:: TASK BRIEF ::
Everything in the entries except the pictures should be repeated exactly.

:: DATASET EXCERPTS ::
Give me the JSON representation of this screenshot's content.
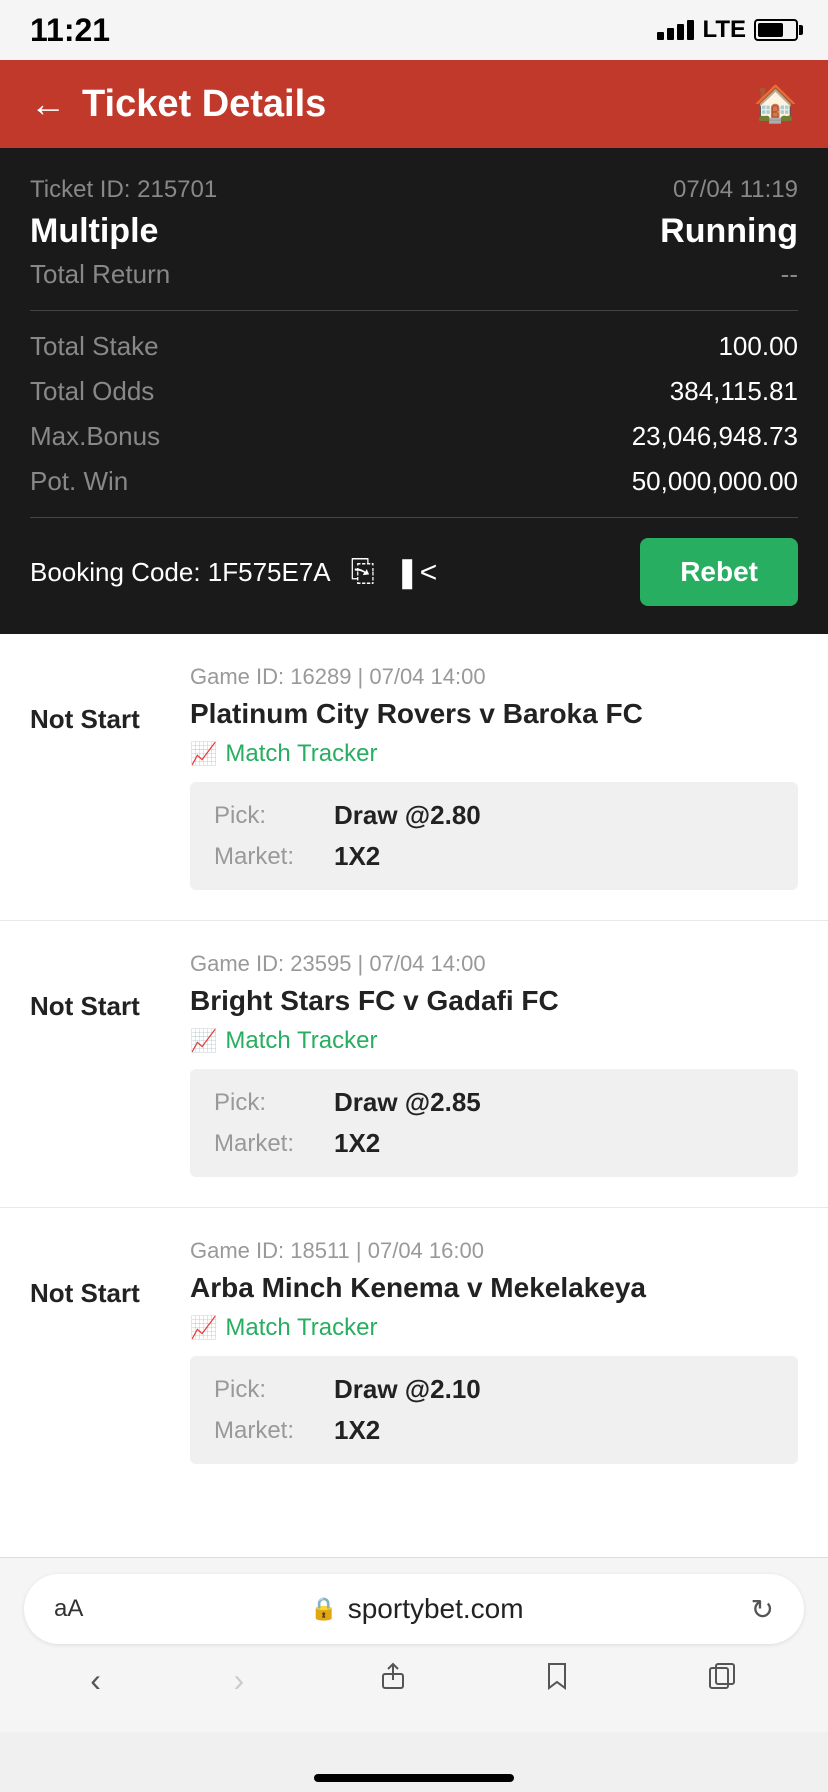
{
  "statusBar": {
    "time": "11:21",
    "lte": "LTE"
  },
  "header": {
    "title": "Ticket Details",
    "backLabel": "←",
    "homeIcon": "🏠"
  },
  "ticket": {
    "id_label": "Ticket ID: 215701",
    "date": "07/04 11:19",
    "type": "Multiple",
    "status": "Running",
    "total_return_label": "Total Return",
    "total_return_value": "--",
    "total_stake_label": "Total Stake",
    "total_stake_value": "100.00",
    "total_odds_label": "Total Odds",
    "total_odds_value": "384,115.81",
    "max_bonus_label": "Max.Bonus",
    "max_bonus_value": "23,046,948.73",
    "pot_win_label": "Pot. Win",
    "pot_win_value": "50,000,000.00",
    "booking_code_label": "Booking Code: 1F575E7A",
    "rebet_label": "Rebet"
  },
  "matches": [
    {
      "status": "Not Start",
      "game_id": "Game ID: 16289 | 07/04 14:00",
      "teams": "Platinum City Rovers v Baroka FC",
      "tracker_label": "Match Tracker",
      "pick_label": "Pick:",
      "pick_value": "Draw @2.80",
      "market_label": "Market:",
      "market_value": "1X2"
    },
    {
      "status": "Not Start",
      "game_id": "Game ID: 23595 | 07/04 14:00",
      "teams": "Bright Stars FC v Gadafi FC",
      "tracker_label": "Match Tracker",
      "pick_label": "Pick:",
      "pick_value": "Draw @2.85",
      "market_label": "Market:",
      "market_value": "1X2"
    },
    {
      "status": "Not Start",
      "game_id": "Game ID: 18511 | 07/04 16:00",
      "teams": "Arba Minch Kenema v Mekelakeya",
      "tracker_label": "Match Tracker",
      "pick_label": "Pick:",
      "pick_value": "Draw @2.10",
      "market_label": "Market:",
      "market_value": "1X2"
    }
  ],
  "browser": {
    "font_size_label": "aA",
    "url": "sportybet.com",
    "lock_icon": "🔒"
  }
}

:: OUTPUT OF THE TASK ::
Give me the JSON representation of this screenshot's content.
{
  "statusBar": {
    "time": "11:21",
    "lte": "LTE"
  },
  "header": {
    "title": "Ticket Details",
    "backLabel": "←",
    "homeIcon": "🏠"
  },
  "ticket": {
    "id_label": "Ticket ID: 215701",
    "date": "07/04 11:19",
    "type": "Multiple",
    "status": "Running",
    "total_return_label": "Total Return",
    "total_return_value": "--",
    "total_stake_label": "Total Stake",
    "total_stake_value": "100.00",
    "total_odds_label": "Total Odds",
    "total_odds_value": "384,115.81",
    "max_bonus_label": "Max.Bonus",
    "max_bonus_value": "23,046,948.73",
    "pot_win_label": "Pot. Win",
    "pot_win_value": "50,000,000.00",
    "booking_code_label": "Booking Code: 1F575E7A",
    "rebet_label": "Rebet"
  },
  "matches": [
    {
      "status": "Not Start",
      "game_id": "Game ID: 16289 | 07/04 14:00",
      "teams": "Platinum City Rovers v Baroka FC",
      "tracker_label": "Match Tracker",
      "pick_label": "Pick:",
      "pick_value": "Draw @2.80",
      "market_label": "Market:",
      "market_value": "1X2"
    },
    {
      "status": "Not Start",
      "game_id": "Game ID: 23595 | 07/04 14:00",
      "teams": "Bright Stars FC v Gadafi FC",
      "tracker_label": "Match Tracker",
      "pick_label": "Pick:",
      "pick_value": "Draw @2.85",
      "market_label": "Market:",
      "market_value": "1X2"
    },
    {
      "status": "Not Start",
      "game_id": "Game ID: 18511 | 07/04 16:00",
      "teams": "Arba Minch Kenema v Mekelakeya",
      "tracker_label": "Match Tracker",
      "pick_label": "Pick:",
      "pick_value": "Draw @2.10",
      "market_label": "Market:",
      "market_value": "1X2"
    }
  ],
  "browser": {
    "font_size_label": "aA",
    "url": "sportybet.com",
    "lock_icon": "🔒"
  }
}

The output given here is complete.